⟨

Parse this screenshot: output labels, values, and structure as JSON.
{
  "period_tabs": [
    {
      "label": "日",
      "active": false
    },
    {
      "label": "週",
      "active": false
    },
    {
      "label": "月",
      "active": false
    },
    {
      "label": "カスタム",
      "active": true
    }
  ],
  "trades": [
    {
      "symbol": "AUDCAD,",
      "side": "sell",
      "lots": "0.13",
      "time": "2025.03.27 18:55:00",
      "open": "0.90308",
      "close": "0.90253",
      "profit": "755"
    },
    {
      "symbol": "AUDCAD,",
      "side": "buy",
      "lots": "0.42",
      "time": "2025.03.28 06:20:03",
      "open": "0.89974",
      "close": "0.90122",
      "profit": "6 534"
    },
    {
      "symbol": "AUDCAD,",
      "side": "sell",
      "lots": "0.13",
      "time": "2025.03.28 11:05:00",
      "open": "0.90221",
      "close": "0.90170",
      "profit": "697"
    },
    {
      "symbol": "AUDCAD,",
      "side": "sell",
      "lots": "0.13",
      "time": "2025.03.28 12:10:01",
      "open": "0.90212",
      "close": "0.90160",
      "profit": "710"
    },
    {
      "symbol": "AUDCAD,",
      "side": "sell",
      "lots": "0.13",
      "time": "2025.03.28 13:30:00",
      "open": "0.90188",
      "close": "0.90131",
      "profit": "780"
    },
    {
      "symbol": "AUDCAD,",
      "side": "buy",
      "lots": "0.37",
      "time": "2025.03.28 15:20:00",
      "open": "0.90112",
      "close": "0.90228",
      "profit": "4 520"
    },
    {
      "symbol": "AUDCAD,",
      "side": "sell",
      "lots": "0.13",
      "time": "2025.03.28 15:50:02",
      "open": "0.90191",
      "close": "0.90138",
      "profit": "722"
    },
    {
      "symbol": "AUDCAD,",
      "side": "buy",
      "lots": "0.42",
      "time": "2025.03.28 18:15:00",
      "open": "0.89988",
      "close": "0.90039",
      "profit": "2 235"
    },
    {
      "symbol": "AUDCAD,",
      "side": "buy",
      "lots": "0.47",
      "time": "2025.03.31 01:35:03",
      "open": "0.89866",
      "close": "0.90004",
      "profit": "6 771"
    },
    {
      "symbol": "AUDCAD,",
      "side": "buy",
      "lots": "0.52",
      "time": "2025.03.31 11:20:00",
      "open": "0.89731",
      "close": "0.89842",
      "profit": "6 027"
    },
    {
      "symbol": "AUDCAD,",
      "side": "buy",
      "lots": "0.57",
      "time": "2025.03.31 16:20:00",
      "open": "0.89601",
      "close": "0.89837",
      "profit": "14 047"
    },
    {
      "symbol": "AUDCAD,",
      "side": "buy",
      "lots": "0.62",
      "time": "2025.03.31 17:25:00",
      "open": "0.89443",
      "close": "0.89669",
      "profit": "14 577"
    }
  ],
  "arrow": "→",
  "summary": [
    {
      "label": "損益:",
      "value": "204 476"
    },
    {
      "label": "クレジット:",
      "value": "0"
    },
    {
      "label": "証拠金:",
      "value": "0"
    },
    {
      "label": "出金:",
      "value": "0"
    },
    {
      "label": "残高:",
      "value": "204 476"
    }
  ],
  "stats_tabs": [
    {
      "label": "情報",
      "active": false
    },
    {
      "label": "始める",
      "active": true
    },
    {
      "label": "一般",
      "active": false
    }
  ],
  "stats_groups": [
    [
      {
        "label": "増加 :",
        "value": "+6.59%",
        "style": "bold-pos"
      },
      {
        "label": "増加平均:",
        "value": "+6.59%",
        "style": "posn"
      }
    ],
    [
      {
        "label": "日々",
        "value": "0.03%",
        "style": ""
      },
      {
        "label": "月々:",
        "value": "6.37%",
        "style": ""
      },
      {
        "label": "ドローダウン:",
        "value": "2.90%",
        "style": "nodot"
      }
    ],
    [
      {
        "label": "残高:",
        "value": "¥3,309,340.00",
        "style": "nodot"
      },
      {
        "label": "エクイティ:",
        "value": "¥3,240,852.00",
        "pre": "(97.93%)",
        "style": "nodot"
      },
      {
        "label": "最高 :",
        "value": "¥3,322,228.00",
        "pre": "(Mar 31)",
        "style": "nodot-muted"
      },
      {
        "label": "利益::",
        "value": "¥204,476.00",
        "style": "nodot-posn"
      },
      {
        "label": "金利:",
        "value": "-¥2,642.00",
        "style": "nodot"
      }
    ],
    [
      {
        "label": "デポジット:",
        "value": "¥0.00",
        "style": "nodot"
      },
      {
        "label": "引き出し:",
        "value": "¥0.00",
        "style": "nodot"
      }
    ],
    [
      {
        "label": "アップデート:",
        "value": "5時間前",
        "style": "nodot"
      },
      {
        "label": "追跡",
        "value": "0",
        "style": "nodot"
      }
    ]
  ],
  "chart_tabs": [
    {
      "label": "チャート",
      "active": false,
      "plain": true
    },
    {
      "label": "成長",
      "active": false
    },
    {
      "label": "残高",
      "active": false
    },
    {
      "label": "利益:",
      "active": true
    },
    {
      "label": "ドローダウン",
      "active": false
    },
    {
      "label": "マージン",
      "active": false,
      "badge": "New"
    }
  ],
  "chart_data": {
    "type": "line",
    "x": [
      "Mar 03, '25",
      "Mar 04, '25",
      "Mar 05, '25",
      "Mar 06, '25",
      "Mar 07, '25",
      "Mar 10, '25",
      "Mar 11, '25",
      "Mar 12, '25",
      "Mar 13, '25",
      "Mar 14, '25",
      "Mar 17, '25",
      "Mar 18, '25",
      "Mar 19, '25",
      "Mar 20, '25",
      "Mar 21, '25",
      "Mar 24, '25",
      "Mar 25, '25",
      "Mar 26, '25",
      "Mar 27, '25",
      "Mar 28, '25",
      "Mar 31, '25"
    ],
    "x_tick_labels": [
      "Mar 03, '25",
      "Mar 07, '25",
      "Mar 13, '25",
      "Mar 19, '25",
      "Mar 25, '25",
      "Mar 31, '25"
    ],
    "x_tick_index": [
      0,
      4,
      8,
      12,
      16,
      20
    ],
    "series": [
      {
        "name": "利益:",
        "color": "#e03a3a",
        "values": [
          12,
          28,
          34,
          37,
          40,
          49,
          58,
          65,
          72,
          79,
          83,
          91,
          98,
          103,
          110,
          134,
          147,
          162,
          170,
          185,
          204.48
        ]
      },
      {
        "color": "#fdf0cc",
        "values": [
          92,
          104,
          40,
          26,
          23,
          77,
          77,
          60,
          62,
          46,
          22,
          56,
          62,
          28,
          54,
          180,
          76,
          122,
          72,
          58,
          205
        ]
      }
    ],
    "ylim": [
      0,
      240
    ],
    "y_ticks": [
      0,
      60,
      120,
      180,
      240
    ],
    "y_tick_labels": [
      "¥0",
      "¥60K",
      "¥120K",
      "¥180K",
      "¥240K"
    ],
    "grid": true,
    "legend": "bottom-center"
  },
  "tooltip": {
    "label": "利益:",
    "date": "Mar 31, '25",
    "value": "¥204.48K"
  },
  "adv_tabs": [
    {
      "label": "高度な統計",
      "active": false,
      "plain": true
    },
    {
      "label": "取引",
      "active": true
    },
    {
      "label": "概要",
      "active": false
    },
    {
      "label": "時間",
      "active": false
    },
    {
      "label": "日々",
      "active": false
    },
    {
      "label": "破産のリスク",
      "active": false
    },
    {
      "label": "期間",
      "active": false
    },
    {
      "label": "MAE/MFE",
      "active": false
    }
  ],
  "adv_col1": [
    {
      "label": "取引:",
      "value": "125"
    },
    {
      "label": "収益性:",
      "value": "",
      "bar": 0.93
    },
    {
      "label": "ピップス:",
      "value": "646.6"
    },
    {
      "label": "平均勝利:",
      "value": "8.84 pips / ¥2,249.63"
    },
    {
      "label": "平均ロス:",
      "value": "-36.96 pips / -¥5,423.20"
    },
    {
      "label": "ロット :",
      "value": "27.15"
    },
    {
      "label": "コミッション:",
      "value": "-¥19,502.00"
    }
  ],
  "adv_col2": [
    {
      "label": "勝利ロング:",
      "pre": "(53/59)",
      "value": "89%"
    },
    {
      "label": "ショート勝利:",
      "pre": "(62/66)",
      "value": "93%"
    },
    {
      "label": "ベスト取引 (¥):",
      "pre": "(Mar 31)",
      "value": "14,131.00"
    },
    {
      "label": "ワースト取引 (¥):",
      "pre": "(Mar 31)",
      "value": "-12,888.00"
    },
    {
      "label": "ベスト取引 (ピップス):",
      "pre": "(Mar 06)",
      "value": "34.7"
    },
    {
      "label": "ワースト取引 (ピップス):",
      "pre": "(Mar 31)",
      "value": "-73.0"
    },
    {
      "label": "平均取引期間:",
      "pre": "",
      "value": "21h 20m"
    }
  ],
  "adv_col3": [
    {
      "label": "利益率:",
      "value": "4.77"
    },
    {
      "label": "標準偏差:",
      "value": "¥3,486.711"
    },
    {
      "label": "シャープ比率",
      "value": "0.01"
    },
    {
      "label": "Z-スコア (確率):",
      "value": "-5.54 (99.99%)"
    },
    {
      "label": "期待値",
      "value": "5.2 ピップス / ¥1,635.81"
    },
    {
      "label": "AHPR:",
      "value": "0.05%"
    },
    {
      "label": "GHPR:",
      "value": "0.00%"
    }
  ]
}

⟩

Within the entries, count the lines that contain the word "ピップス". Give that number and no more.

TASK OUTPUT:
4